The Asian Human Rights Commission (AHRC) welcomes the release from prison today of Phyo Wai Aung on an amnesty. Mr. Phyo is a young engineer falsely accused, imprisoned and allegedly tortured over the April 2010 bombing attack that killed 10 people, seriously wounded 46 and injured 27 others. The organization calls for him and other freed victims of gross abuses of human rights in Burma to receive rehabilitation and redress.
His trial began on June 30th, 2010 when Burma was still under direct military dictatorship.
In a short statement posted on his Facebook page, Htet Wai Aung, the brother of Phyo Wai Aung, said: “My brother, Phyo Wai Aung, released by Burmese Government today.”
He thanked those organizations and individuals who supported his family’s struggle for justice for more than two years, adding that the family would still fight to have his brother’s conviction overturned, but that the amnesty would allow his brother “to get appropriate and effective treatment without any limitations.”
In May, the AHRC issued an open letter to the president of Burma calling for the release of Phyo Wai Aung from custody in order for him to receive medical treatment for serious illnesses. The Hong Kong-based regional rights group has been campaigning on the case since after his arrest in 2010.
“The release of Phyo Wai Aung on an amnesty is very welcome news,” Wong Kai Shing, the AHRC’s Executive Director, said. The release of Phyo Wai Aung coincides with a visit to Burma by a United Nations human rights expert with a mandate related to the country.
“It is further evidence that the authorities in Burma are responsive to calls from the international community for action on specific cases, and we hope that in future this trend will continue,” Wong remarked.
The AHRC Executive Director added that although Phyo Wai Aung’s release was an important achievement, his case spoke to a number of outstanding matters of concern for victims of human rights abuses freed from detention in Burma during recent times.
“Phyo Wai Aung, like other former wrongly detained and tortured persons, requires medical treatment, both physical and mental. At present, no arrangements exist for the rehabilitating of such persons, or the provision of other forms of redress for the wrongs they have suffered.
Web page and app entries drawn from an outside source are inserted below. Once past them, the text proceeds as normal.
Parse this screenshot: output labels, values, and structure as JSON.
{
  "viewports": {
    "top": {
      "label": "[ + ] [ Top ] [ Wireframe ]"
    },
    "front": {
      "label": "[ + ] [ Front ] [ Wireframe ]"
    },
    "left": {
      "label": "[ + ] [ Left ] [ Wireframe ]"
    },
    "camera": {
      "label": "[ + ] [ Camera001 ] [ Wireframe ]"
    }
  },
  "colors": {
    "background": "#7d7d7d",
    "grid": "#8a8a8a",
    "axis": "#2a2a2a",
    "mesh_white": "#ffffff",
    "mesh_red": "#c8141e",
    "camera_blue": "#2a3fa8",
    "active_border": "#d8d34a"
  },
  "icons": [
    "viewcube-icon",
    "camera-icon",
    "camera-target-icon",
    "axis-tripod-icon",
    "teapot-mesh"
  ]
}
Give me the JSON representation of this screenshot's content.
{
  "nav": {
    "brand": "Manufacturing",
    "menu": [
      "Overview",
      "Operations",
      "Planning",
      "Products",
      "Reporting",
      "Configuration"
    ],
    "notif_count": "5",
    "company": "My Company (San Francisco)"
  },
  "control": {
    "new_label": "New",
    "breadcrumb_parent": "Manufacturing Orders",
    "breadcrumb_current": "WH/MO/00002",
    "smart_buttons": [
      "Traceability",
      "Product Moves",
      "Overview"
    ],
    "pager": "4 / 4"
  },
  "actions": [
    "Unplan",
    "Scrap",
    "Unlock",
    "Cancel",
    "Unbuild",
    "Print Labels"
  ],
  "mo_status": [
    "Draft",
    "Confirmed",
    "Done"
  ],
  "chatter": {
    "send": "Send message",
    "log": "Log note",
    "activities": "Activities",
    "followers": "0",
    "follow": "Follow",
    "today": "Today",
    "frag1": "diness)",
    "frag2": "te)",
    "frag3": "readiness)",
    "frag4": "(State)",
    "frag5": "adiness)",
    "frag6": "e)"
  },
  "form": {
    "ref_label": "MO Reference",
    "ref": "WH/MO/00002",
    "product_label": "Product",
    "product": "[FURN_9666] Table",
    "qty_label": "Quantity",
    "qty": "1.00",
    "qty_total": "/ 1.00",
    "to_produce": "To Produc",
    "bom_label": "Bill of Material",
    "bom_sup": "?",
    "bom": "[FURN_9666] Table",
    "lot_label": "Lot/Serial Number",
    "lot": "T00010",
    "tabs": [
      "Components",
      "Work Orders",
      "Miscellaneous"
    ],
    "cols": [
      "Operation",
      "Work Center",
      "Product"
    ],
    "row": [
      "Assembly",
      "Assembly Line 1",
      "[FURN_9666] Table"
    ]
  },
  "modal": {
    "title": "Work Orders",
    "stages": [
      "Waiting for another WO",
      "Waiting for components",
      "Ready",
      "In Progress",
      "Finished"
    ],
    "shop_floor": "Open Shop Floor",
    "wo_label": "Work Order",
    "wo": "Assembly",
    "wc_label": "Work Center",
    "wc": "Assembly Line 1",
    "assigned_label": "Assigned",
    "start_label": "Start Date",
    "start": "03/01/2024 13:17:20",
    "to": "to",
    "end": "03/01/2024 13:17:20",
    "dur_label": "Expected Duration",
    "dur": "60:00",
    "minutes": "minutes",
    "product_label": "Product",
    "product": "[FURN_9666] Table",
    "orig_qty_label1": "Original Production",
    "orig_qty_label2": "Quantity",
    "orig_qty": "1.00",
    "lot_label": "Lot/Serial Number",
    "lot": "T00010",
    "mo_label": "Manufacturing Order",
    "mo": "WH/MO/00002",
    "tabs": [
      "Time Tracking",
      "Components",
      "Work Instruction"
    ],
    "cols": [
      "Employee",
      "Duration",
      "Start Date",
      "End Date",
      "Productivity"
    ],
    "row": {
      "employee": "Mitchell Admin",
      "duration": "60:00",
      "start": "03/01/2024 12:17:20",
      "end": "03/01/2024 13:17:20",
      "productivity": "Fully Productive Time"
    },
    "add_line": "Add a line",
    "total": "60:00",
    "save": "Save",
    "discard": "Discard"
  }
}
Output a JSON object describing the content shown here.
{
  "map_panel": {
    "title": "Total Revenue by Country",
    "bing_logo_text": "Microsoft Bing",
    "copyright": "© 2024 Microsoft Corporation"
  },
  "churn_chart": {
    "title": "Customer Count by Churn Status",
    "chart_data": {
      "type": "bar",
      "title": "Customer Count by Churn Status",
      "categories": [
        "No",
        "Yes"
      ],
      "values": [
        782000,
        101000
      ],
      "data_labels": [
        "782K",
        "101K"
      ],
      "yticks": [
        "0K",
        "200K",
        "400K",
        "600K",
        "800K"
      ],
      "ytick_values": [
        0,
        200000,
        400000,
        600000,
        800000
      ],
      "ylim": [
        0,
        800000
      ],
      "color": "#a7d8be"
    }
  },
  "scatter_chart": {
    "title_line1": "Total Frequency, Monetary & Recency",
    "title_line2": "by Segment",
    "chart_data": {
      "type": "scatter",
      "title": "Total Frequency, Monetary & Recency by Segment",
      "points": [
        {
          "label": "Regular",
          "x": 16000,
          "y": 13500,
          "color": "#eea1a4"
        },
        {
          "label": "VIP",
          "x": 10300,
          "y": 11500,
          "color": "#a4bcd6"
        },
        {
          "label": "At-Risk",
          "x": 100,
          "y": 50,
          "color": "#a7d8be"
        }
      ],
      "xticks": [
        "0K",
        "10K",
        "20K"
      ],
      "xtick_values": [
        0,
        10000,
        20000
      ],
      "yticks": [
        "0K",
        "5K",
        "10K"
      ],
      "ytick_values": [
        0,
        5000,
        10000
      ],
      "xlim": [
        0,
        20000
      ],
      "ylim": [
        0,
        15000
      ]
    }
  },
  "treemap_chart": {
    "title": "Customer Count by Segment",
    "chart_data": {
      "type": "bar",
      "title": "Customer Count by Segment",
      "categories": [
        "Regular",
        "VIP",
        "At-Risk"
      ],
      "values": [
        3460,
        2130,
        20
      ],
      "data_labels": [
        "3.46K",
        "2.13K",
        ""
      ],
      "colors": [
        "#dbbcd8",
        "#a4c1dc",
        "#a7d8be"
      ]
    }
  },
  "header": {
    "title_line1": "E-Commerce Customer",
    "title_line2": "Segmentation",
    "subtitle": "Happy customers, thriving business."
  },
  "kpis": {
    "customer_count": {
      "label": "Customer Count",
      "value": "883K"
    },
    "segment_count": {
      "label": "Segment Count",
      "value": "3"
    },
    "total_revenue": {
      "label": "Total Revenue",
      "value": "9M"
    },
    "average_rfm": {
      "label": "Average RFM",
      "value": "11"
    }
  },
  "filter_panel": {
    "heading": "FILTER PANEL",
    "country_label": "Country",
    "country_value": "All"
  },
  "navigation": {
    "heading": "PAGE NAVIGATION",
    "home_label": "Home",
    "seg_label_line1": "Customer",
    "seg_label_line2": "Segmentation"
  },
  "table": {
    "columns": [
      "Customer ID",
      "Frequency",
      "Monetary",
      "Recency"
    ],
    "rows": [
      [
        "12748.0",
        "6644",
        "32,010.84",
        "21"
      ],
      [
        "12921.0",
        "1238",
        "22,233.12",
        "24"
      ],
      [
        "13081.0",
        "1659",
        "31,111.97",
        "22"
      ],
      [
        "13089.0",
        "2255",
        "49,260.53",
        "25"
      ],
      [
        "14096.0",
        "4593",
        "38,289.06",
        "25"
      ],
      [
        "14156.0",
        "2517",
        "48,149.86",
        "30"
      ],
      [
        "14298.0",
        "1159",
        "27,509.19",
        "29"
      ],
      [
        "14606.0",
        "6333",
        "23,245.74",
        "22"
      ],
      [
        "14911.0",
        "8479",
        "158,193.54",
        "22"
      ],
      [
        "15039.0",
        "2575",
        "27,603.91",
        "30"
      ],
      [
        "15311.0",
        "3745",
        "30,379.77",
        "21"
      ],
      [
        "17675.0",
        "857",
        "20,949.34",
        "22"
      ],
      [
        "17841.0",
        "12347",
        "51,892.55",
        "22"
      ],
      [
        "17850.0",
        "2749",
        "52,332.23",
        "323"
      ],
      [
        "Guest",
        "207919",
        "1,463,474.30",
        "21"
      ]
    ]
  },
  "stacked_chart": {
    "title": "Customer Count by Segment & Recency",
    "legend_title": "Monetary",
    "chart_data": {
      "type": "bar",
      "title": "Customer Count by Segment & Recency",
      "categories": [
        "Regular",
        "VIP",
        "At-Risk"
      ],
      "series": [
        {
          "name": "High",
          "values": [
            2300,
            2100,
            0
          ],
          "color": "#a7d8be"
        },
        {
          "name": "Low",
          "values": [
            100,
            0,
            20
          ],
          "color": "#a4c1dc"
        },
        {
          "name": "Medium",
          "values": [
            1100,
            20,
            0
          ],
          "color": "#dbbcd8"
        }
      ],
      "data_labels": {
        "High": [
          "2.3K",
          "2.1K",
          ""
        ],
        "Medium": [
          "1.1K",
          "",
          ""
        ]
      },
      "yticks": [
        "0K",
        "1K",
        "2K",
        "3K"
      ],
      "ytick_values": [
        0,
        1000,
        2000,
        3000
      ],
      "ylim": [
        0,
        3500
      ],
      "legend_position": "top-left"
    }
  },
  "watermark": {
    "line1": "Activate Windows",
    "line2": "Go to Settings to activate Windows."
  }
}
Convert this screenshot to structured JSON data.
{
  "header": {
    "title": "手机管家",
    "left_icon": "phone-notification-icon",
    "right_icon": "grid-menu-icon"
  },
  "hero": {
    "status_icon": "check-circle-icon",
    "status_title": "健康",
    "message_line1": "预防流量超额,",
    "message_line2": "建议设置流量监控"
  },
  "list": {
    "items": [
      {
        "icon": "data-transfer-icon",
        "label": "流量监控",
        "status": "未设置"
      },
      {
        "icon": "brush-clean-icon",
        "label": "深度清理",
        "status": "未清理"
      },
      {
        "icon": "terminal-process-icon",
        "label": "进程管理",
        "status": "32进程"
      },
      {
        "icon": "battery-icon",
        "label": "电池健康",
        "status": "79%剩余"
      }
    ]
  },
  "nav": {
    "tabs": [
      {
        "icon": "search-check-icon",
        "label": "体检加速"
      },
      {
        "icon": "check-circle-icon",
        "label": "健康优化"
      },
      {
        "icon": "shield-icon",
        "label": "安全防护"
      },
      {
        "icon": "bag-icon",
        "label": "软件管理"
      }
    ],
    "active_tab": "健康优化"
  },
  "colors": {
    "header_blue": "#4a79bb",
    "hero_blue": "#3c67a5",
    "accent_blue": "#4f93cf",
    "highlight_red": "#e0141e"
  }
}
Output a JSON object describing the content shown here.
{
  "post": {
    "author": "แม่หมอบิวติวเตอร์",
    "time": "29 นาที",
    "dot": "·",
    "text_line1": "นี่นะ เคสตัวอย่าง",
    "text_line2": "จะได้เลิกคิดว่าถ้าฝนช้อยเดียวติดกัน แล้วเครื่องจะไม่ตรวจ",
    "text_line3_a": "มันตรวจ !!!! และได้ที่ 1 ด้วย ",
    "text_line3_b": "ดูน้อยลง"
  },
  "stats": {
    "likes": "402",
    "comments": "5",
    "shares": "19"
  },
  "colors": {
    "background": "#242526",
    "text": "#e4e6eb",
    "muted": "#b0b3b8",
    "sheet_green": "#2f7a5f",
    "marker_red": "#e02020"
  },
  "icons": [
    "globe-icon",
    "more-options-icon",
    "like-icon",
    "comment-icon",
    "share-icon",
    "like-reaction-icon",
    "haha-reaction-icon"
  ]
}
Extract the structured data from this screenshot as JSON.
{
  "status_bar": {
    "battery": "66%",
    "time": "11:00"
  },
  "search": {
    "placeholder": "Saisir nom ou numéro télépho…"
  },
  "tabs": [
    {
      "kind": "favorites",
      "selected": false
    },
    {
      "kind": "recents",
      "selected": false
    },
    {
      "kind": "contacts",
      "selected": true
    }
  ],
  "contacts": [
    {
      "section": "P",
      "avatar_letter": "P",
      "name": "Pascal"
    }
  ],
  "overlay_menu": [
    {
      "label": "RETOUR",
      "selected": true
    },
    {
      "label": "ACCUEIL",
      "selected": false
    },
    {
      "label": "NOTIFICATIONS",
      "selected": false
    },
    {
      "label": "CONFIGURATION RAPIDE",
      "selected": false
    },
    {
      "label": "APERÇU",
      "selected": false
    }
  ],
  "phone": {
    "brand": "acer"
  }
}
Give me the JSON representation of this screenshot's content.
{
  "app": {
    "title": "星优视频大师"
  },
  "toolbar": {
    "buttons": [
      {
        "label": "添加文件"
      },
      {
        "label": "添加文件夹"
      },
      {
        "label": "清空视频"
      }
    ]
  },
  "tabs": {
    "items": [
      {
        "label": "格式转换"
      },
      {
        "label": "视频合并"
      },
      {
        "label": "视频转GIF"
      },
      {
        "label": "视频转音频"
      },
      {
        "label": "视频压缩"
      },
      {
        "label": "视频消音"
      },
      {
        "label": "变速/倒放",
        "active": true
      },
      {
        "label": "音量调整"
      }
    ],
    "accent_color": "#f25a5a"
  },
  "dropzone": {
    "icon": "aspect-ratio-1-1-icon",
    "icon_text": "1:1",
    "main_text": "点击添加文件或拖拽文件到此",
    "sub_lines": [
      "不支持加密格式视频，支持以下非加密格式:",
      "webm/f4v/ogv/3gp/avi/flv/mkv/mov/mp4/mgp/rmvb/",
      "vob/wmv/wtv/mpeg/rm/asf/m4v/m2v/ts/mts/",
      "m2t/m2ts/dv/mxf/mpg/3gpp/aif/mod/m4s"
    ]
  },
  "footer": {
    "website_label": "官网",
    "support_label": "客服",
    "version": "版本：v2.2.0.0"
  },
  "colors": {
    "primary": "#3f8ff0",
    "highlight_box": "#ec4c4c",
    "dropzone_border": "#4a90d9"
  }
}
This aspect of the release process now needs to become a priority in discussions that members of the international community have with authorities in Burma,” Wong said.